▶ What to produce
The records below need to be set down again exactly; their images stay out.

[Dataset excerpts]

--*--

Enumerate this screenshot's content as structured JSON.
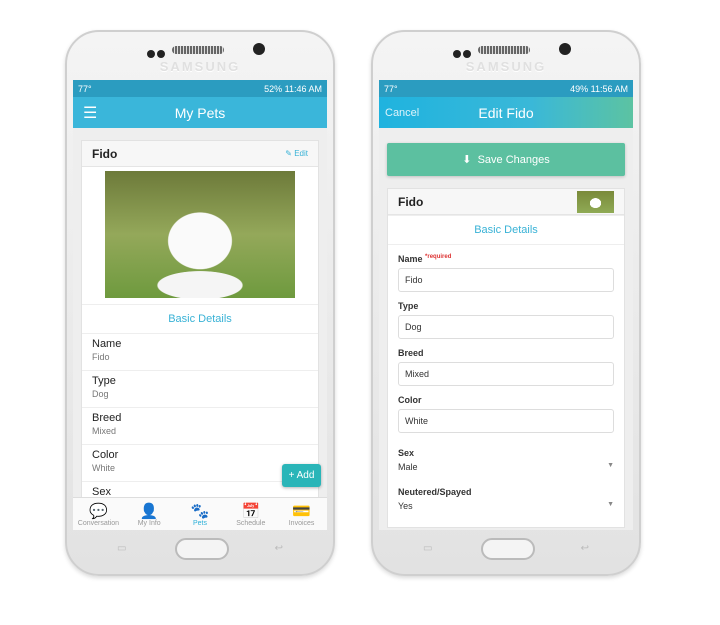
{
  "brand": "SAMSUNG",
  "phone1": {
    "status": {
      "left": "77°",
      "battery": "52%",
      "time": "11:46 AM"
    },
    "header": {
      "title": "My Pets",
      "menu_icon": "hamburger-icon"
    },
    "card": {
      "pet_name": "Fido",
      "edit_label": "Edit",
      "section": "Basic Details",
      "rows": [
        {
          "label": "Name",
          "value": "Fido"
        },
        {
          "label": "Type",
          "value": "Dog"
        },
        {
          "label": "Breed",
          "value": "Mixed"
        },
        {
          "label": "Color",
          "value": "White"
        },
        {
          "label": "Sex",
          "value": ""
        }
      ]
    },
    "add_label": "+ Add",
    "nav": [
      {
        "label": "Conversation",
        "icon": "chat-icon"
      },
      {
        "label": "My Info",
        "icon": "person-icon"
      },
      {
        "label": "Pets",
        "icon": "paw-icon",
        "active": true
      },
      {
        "label": "Schedule",
        "icon": "calendar-icon"
      },
      {
        "label": "Invoices",
        "icon": "card-icon"
      }
    ]
  },
  "phone2": {
    "status": {
      "left": "77°",
      "battery": "49%",
      "time": "11:56 AM"
    },
    "header": {
      "title": "Edit Fido",
      "cancel": "Cancel"
    },
    "save_label": "Save Changes",
    "card": {
      "pet_name": "Fido",
      "section": "Basic Details",
      "required": "*required",
      "fields": [
        {
          "label": "Name",
          "value": "Fido"
        },
        {
          "label": "Type",
          "value": "Dog"
        },
        {
          "label": "Breed",
          "value": "Mixed"
        },
        {
          "label": "Color",
          "value": "White"
        }
      ],
      "selects": [
        {
          "label": "Sex",
          "value": "Male"
        },
        {
          "label": "Neutered/Spayed",
          "value": "Yes"
        }
      ]
    }
  },
  "colors": {
    "header": "#3ab6da",
    "save": "#5cc0a0",
    "accent": "#39b2d6"
  }
}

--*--

▶ Exercise answer
Enumerate this screenshot's content as structured JSON.
{
  "brand": "SAMSUNG",
  "phone1": {
    "status": {
      "left": "77°",
      "battery": "52%",
      "time": "11:46 AM"
    },
    "header": {
      "title": "My Pets",
      "menu_icon": "hamburger-icon"
    },
    "card": {
      "pet_name": "Fido",
      "edit_label": "Edit",
      "section": "Basic Details",
      "rows": [
        {
          "label": "Name",
          "value": "Fido"
        },
        {
          "label": "Type",
          "value": "Dog"
        },
        {
          "label": "Breed",
          "value": "Mixed"
        },
        {
          "label": "Color",
          "value": "White"
        },
        {
          "label": "Sex",
          "value": ""
        }
      ]
    },
    "add_label": "+ Add",
    "nav": [
      {
        "label": "Conversation",
        "icon": "chat-icon"
      },
      {
        "label": "My Info",
        "icon": "person-icon"
      },
      {
        "label": "Pets",
        "icon": "paw-icon",
        "active": true
      },
      {
        "label": "Schedule",
        "icon": "calendar-icon"
      },
      {
        "label": "Invoices",
        "icon": "card-icon"
      }
    ]
  },
  "phone2": {
    "status": {
      "left": "77°",
      "battery": "49%",
      "time": "11:56 AM"
    },
    "header": {
      "title": "Edit Fido",
      "cancel": "Cancel"
    },
    "save_label": "Save Changes",
    "card": {
      "pet_name": "Fido",
      "section": "Basic Details",
      "required": "*required",
      "fields": [
        {
          "label": "Name",
          "value": "Fido"
        },
        {
          "label": "Type",
          "value": "Dog"
        },
        {
          "label": "Breed",
          "value": "Mixed"
        },
        {
          "label": "Color",
          "value": "White"
        }
      ],
      "selects": [
        {
          "label": "Sex",
          "value": "Male"
        },
        {
          "label": "Neutered/Spayed",
          "value": "Yes"
        }
      ]
    }
  },
  "colors": {
    "header": "#3ab6da",
    "save": "#5cc0a0",
    "accent": "#39b2d6"
  }
}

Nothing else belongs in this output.